Rhysida last week the subject of a joint CISA and FBI advisory, which warned that the group was using external-facing remote services, such as VPNs, to compromise organizations across the education, IT, and government sectors. The advisory also warns that Rhysida, which was first observed in May, shares overlaps with the Vice Society ransomware gang, a hacking group known for ransomware extortion attacks on organizations in health care and education.
“Notably, according to the ransomware group’s data leak site, the Vice Society has not posted a single victim since July 2023, which is around the time Rhysida began reporting victims on its site,” researchers at Sophos Colin Cowie and Morgan Demboski wrote a recent analysis of Rhysida.
It’s common for ransomware gangs to break up, rebrand, or create new variants of the malware, often as a way to avoid government penalties or avoid arrest by law enforcement.
In a statement on Monday shared by X (formerly Twitter), the British Library said it had “no evidence” that its customers’ data had been compromised but recommended that users change their passwords as a “precautionary measure,” especially when customers use the same passwords for multiple services.
It is not known whether the British Library has the technical means to determine whether customer data has been obtained.
The British Library has not yet said how it was compromised, how much employee data was stolen, or whether it received communications or a ransom demand from the hackers. The British Library did not respond to TechCrunch’s questions, although it was unclear whether the organization had access to email services.
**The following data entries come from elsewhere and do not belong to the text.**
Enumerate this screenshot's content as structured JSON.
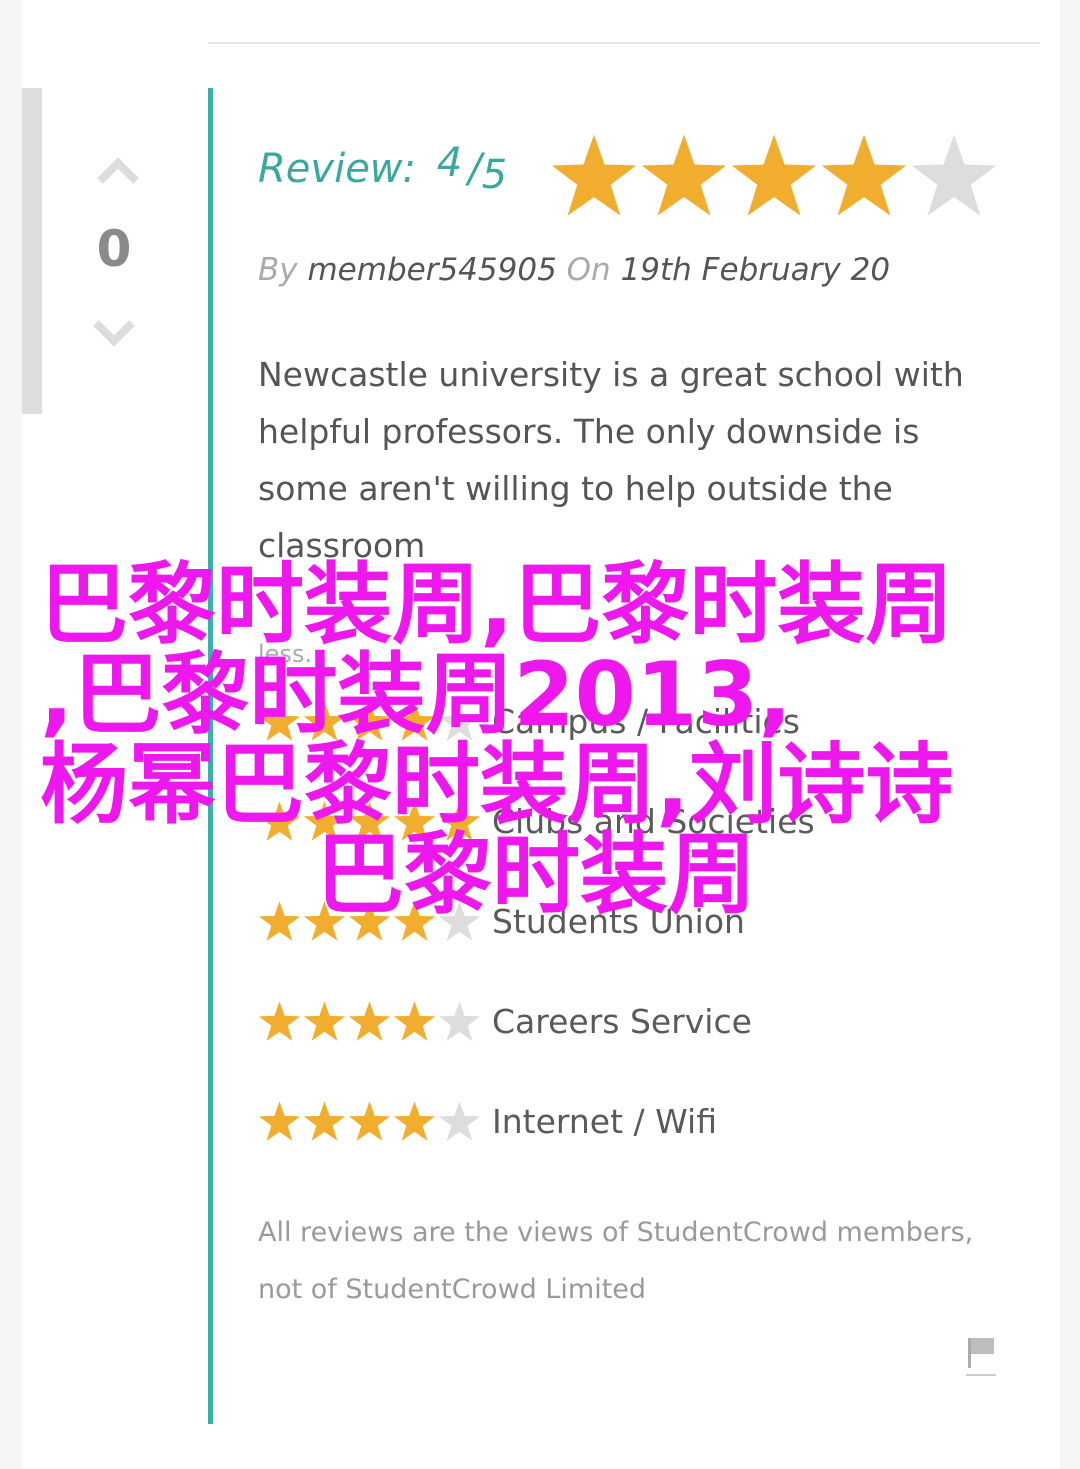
{
  "colors": {
    "accent": "#3bb0a8",
    "star_on": "#f0ad2e",
    "star_off": "#dddddd",
    "watermark": "#ee18ee"
  },
  "vote": {
    "count": "0",
    "up_icon": "chevron-up-icon",
    "down_icon": "chevron-down-icon"
  },
  "review": {
    "label": "Review:",
    "score": "4",
    "out_of": "5",
    "rating": 4,
    "by_label": "By",
    "author": "member545905",
    "on_label": "On",
    "date": "19th February 20",
    "body": "Newcastle university is a great school with helpful professors. The only downside is some aren't willing to help outside the classroom",
    "less_label": "less."
  },
  "categories": [
    {
      "label": "Campus / Facilities",
      "rating": 4
    },
    {
      "label": "Clubs and Societies",
      "rating": 5
    },
    {
      "label": "Students Union",
      "rating": 4
    },
    {
      "label": "Careers Service",
      "rating": 4
    },
    {
      "label": "Internet / Wifi",
      "rating": 4
    }
  ],
  "disclaimer": "All reviews are the views of StudentCrowd members, not of StudentCrowd Limited",
  "flag_icon": "flag-icon",
  "watermark": {
    "line1": "巴黎时装周,巴黎时装周",
    "line2": ",巴黎时装周2013,",
    "line3": "杨幂巴黎时装周,刘诗诗",
    "line4": "巴黎时装周"
  }
}
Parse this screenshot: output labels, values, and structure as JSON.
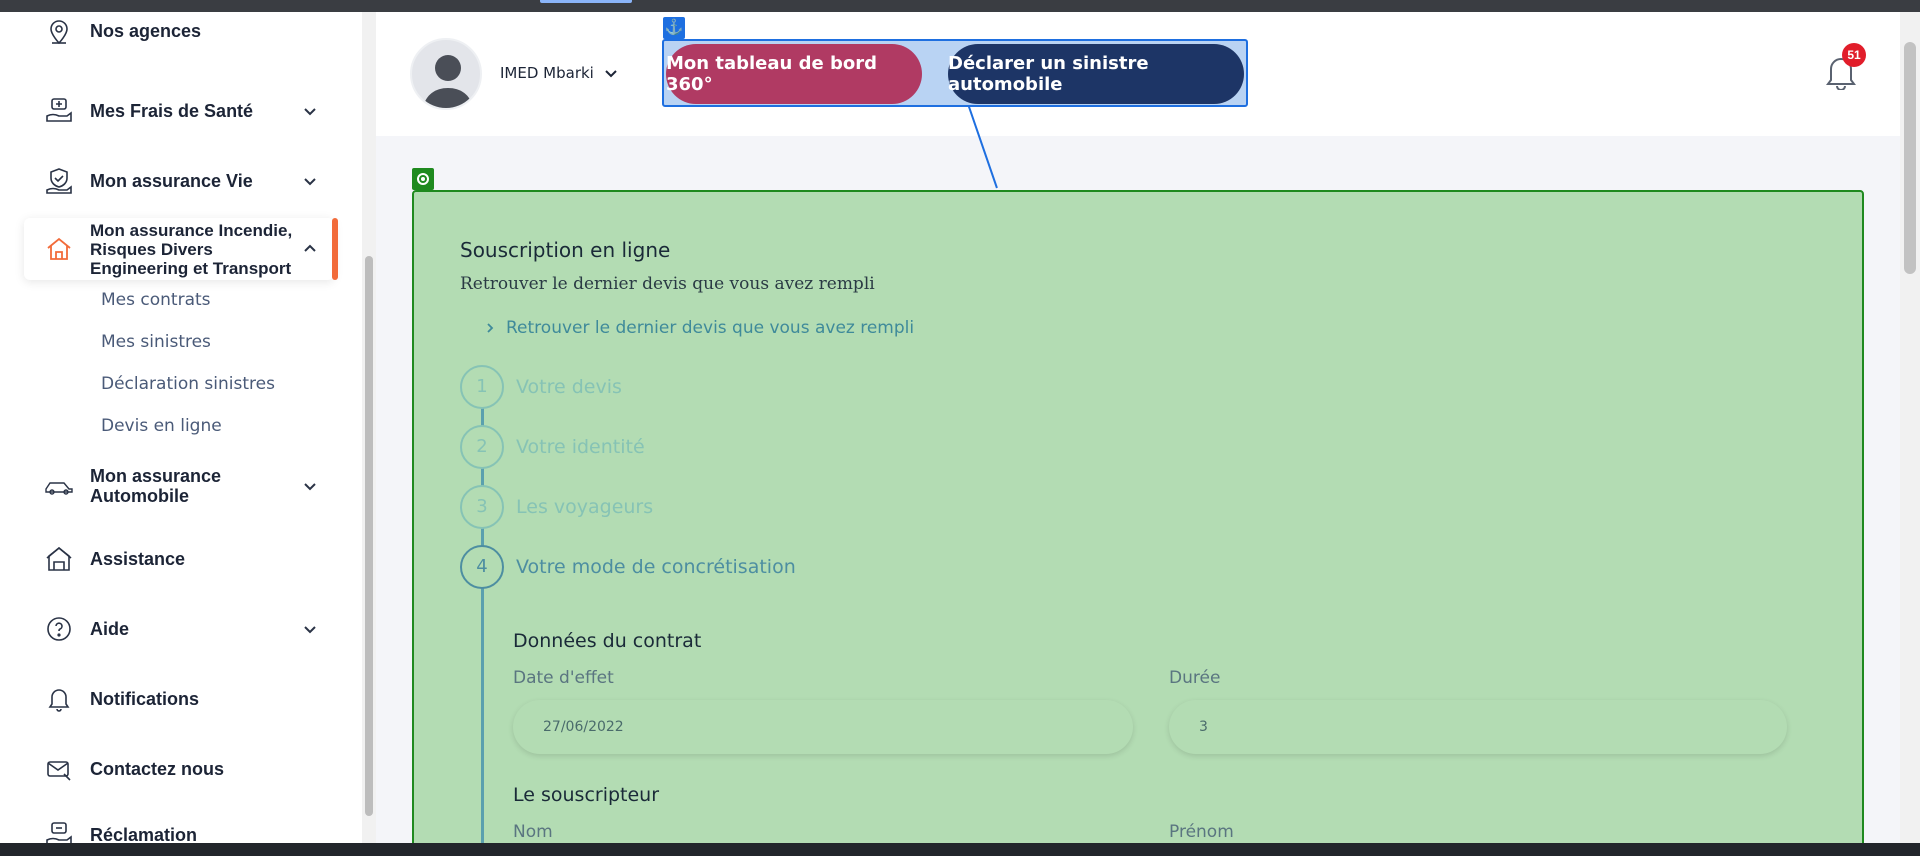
{
  "sidebar": {
    "items": [
      {
        "label": "Nos agences",
        "icon": "location-pin-icon"
      },
      {
        "label": "Mes Frais de Santé",
        "icon": "health-fees-icon"
      },
      {
        "label": "Mon assurance Vie",
        "icon": "life-insurance-icon"
      },
      {
        "label": "Mon assurance Incendie, Risques Divers Engineering et Transport",
        "icon": "home-icon"
      },
      {
        "label": "Mon assurance Automobile",
        "icon": "car-icon"
      },
      {
        "label": "Assistance",
        "icon": "assistance-icon"
      },
      {
        "label": "Aide",
        "icon": "help-icon"
      },
      {
        "label": "Notifications",
        "icon": "bell-icon"
      },
      {
        "label": "Contactez nous",
        "icon": "mail-icon"
      },
      {
        "label": "Réclamation",
        "icon": "complaint-icon"
      }
    ],
    "subitems": [
      "Mes contrats",
      "Mes sinistres",
      "Déclaration sinistres",
      "Devis en ligne"
    ]
  },
  "header": {
    "user_name": "IMED Mbarki",
    "btn_dashboard": "Mon tableau de bord 360°",
    "btn_claim": "Déclarer un sinistre automobile",
    "notifications_count": "51"
  },
  "main": {
    "title": "Souscription en ligne",
    "subtitle": "Retrouver le dernier devis que vous avez rempli",
    "retrieve_link": "Retrouver le dernier devis que vous avez rempli",
    "steps": [
      {
        "num": "1",
        "label": "Votre devis"
      },
      {
        "num": "2",
        "label": "Votre identité"
      },
      {
        "num": "3",
        "label": "Les voyageurs"
      },
      {
        "num": "4",
        "label": "Votre mode de concrétisation"
      }
    ],
    "contract": {
      "title": "Données du contrat",
      "date_label": "Date d'effet",
      "date_value": "27/06/2022",
      "duration_label": "Durée",
      "duration_value": "3"
    },
    "subscriber": {
      "title": "Le souscripteur",
      "nom_label": "Nom",
      "prenom_label": "Prénom"
    }
  },
  "colors": {
    "accent_orange": "#f26b3a",
    "btn_dashboard": "#b03a63",
    "btn_claim": "#1d3566",
    "overlay_green": "#b3dcb3",
    "overlay_blue": "#b9d3f3"
  }
}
The library website remains offline at the time of publication.
The British Library said in its latest statement that it could take weeks, or possibly longer, for it to recover from the ransomware attack. “We expect to restore most services over the next few weeks, but some disruptions may continue longer,” the statement said.
“In the meantime, we are taking targeted protection measures to ensure the integrity of our systems, and we are continuing to investigate the attack with the support of the (National Cyber Security Center), Metropolitan Police and cybersecurity specialists.”